We all go through job hunting process at some point of our lives and we all know how difficult it is to secure a job this day.  But no matter how brilliant your scholastic record is or how skillful you are at your chosen field, your chance of getting hired depends on how you tackle the the interview questions that the recruiter may throw at you during the interview. 

Most of the job hunters are unconcious about some interview boo- boos that they are committing, thus killing their chances of getting the job.  Here are five interview mistakes that you need to avoid.

When asked why you are late you reply ” Traffic po kasi eh (traffic is horrible).”

First, it is a mortal sin to be late during job interviews as it leaves bad impression on your would be employer. But if you arrived late even if you did your best to be early, don’t simply say that you are late because traffic is horrible as it says more about your lack of planning skills. Tell the interviewer in your sincerest way how sorry you are for being late and mentioned a little how you prepared to come early but you were caught into horrible traffic. 

When asked about your accomplishments, you say ” I was an honor student/ recipient of xxx awards…”

It is right to be proud of your academic accomplishments since have worked hard for it. But just citing an award as your accomplishment won’t impress your interviewer. Instead, cite an example on what you did to get that particular award and how have you worked hard to overcome difficulties. This will give your interviewer a chance to see how well you deal with setbacks and hardships.

When ask why should we hire you, you say ” I want to gain experience.

Even if you are just an entry level employee, don’t simply tell your interviewer that you are applying for the job to gain experience.
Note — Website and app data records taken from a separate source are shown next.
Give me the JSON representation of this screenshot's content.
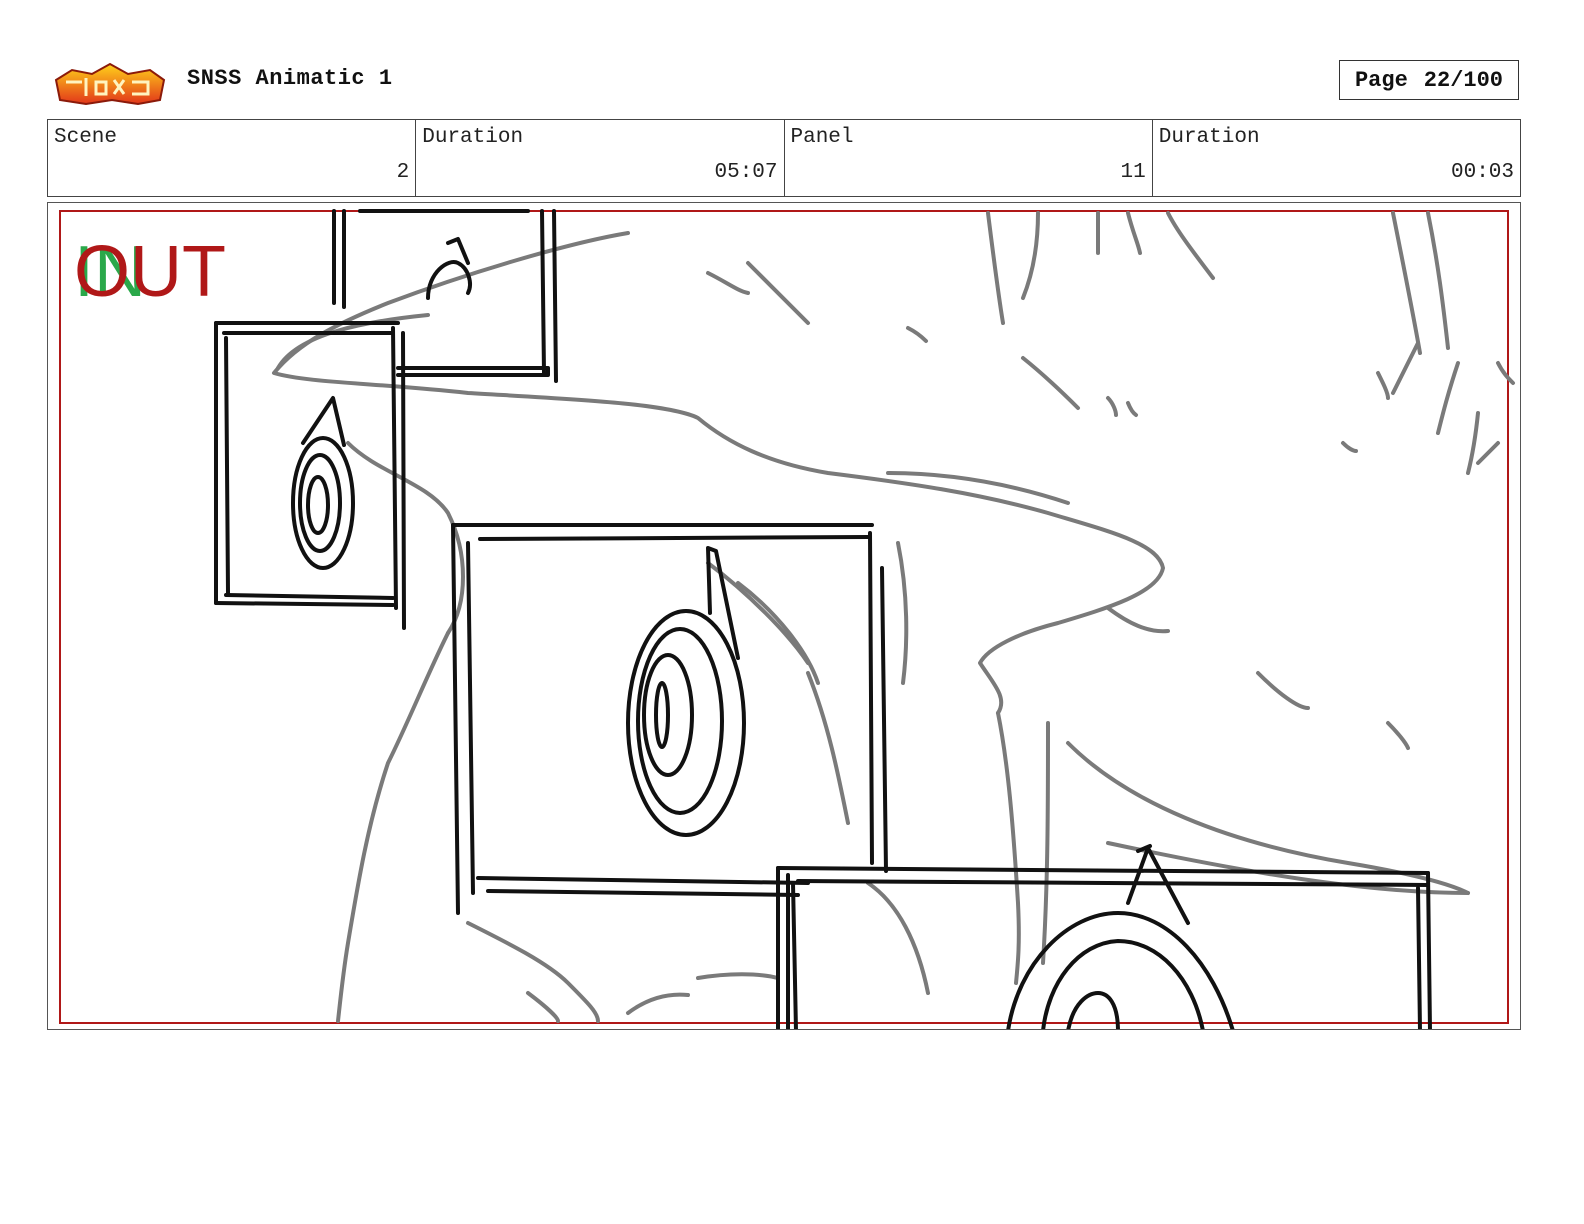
{
  "header": {
    "title": "SNSS Animatic 1",
    "page_label": "Page",
    "page_value": "22/100"
  },
  "info": {
    "scene_label": "Scene",
    "scene_value": "2",
    "scene_duration_label": "Duration",
    "scene_duration_value": "05:07",
    "panel_label": "Panel",
    "panel_value": "11",
    "panel_duration_label": "Duration",
    "panel_duration_value": "00:03"
  },
  "panel": {
    "in_marker": "IN",
    "out_marker": "OUT"
  },
  "colors": {
    "frame_border": "#b01818",
    "in_marker": "#2aa84a",
    "out_marker": "#b01818",
    "sketch_gray": "#7a7a7a",
    "sketch_black": "#111111"
  }
}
You don’t want your would- be employer to feel that you are just hoping to have a training ground to further your career. Instead, talk about how the job is aligned with your set skills and how can you contribute to the company’s growth. You may also mention how passionate you are about what the company does. Companies love to hear employees talk about sharing tje same ideals/ goals with the company and also keen to those that can contribute to their success.

When ask why did you left your previous job, you say “My boss/ the company is horrible”.

Whatever happened to you in your previous job, do not bad mouth a former employer as it tells more about your character than your previous boss. Saying bad things about your previous job signals that you are immature, unprofessional and potentially difficult to work with. 

When ask if you have any other questions, you say “No, I don’t have any questions”.

The interviewer does not expect you to know all about the company so they are anticipating questions to be thrown back at them during the interview process. Not asking even a single question at all during the interview, signals that you are not interested with the company at all. Thus, it is bettee to do your research about the company prior to interview and draft several questions that you may potentially ask your interviewer whenever he/she gives you a chance to do so. 

The next time you sit for a job interview, be mindful of how you answer the queries of your interviewer. As the saying goes, “everything you say may be used against you”.